Beyond Dhansak, Exploring Parsi Cuisine In 6 Lesser Known Dishes
Image Credit: Aapru Parsi Kitchen/Instagram

When you say ‘Parsi Food’, most people envision one thing. Dhansak. And while that’s of course a beloved dish, it’s by no means the end all and be all of Parsi food. By nature, the cuisine is a cultural kaleidoscope of influences, starting from all the way back in Persia where the Zoroastrian religion began and winding its way across the seas to Gujarat where it gathered a whole host of new influences and flavours that aligned better with the Indian palate.

As legend goes, when the first ships of Zoroastrians fleeing from the Persian empire landed on Indian shores, the King Jadi Rana was reluctant to add more burden to his population. A priest from the Zoroastrian party asked for a bowl of milk, full to the brim, saying that the bowl was like his kingdom, there was no space for any more and then sprinkled in sugar. The milk didn’t overflow and the milk was now sweetened. The priest assured the king that this was what the Zoroastrian travellers would do, simply sweeten his kingdom. Impressed by this wisdom, the King granted them asylum and the rest, as they say, is history.

That adaptability is still seen in Parsi cuisine to this day, with dishes that echo ideas of the middle-east but that embrace and integrate flavours from India’s western coastline. Today, in honour of Parsi New Year, let’s explore some lesser known dishes that are just as beloved to Parsi cuisine. 

Video Credits: Roxanne Bamboat/YouTube

Salli Boti: 

Salli Boti is a hearty Parsi mutton curry that combines tender pieces of meat with crispy fried potato matchsticks, known as "salli." The curry boasts a rich and robust gravy made from tomatoes, onions, ginger, and garlic, spiced with traditional elements like red chilli powder and garam masala.
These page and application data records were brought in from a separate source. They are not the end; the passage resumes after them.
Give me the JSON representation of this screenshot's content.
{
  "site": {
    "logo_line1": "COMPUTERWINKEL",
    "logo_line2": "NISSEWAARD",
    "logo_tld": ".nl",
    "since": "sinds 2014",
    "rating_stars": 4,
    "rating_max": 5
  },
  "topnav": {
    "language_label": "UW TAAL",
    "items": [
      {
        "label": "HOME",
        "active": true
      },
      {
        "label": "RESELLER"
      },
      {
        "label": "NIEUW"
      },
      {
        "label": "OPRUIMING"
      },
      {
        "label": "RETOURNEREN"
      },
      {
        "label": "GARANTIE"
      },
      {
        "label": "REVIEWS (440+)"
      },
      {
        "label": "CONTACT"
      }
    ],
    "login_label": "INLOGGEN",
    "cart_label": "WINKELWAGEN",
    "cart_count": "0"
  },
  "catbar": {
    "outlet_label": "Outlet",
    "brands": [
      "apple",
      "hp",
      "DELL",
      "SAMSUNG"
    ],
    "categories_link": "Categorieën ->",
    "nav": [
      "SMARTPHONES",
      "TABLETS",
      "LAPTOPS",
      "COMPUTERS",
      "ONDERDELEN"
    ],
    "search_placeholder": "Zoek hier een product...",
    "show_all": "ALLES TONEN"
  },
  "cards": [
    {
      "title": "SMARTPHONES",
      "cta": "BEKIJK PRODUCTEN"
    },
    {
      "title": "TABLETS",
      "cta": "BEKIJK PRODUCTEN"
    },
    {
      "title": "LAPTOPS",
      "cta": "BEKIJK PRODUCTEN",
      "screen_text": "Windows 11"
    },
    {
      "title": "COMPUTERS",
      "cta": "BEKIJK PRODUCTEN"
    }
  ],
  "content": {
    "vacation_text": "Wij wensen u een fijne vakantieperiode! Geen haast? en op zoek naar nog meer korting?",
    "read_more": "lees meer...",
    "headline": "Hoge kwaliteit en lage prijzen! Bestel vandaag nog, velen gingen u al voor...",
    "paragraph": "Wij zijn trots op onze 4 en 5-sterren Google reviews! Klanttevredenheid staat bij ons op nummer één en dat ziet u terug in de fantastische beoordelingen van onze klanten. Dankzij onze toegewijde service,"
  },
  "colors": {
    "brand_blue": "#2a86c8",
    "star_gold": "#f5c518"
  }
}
The interplay of textures between the succulent meat and crunchy sali is a hallmark of this dish. 

Kolmi no Patio: 

Parsi cuisine has a special tendency to combine sweet and sour and this prawn curry with a twist, Kolmi no Patio does just that. Made by cooking prawns in a tangy tomato and tamarind sauce, sweetened with jaggery or sugar it is an explosion of different flavours. Often also made with fish, the balance of flavours make this dish a favourite among seafood enthusiasts. It’s most commonly served alongside dal and rice (dhan dar) for a simple but fulfilling meal. 

Saas ni Macchi:

Saas ni Macchi is a delightful Parsi fish curry that exemplifies the blend of sweet, sour, and spicy flavours. Tender fish pieces are simmered in a creamy sauce made from simple ingredients like onion, chillies and garlic, spiced and then made into a thin roux with flour. A splash of vinegar with a few spoons of sugar creates a beautiful contrast of flavours. The dish is usually garnished with fresh coriander and served with steamed rice or ‘rotli’. The creamy texture and harmonious combination of ingredients make Saas ni Macchi a beloved Parsi culinary treasure.

Jardaloo ma Ghosh:

Jardaloo ma Ghosh, or Parsi-style mutton with dried apricots, offers another punchy contrast of flavours. Succulent pieces of mutton are cooked with fragrant spices like cinnamon, cloves, and cardamom, creating a rich and aromatic base. The addition of dried apricots imparts a subtle sweetness that balances the savoury notes. The dish is often accompanied by fluffy rice or rotis. 

Atheli Chicken:

Often found at Parsi homes and occasionally finding its way onto a wedding menu, this delightful Parsi dish brings together tender pieces of chicken and a spiced gravy. The word "atheli" refers to the process of marinating the chicken in a blend of aromatic spices before cooking. The marinated chicken is then slow-cooked in its own juices gravy that includes tomatoes, onions, garlic, and ginger. The result is a dish with deep, complex flavours and a beautiful harmony between the spices and the succulent chicken. 

Aleti Paleti:

Aleti Paleti is a unique Parsi dish that is a game changer in minimising food waste. The term "aleti paleti" is derived from the Gujarati words for "intestines" and "tripe," which are common components of the dish.This hearty (no pun intended) dish is essentially a combination of various leftover meats and organs, cooked with spices and vegetables to create a rich and satisfying gravy. Alongside these, you might find liver, kidney, heart, and other offal, all simmered in a spicy tomato-based gravy seasoned with ginger, garlic, and aromatic spices. The dish turns humble ingredients into a meal that embodies the spirit of sustainability and tradition.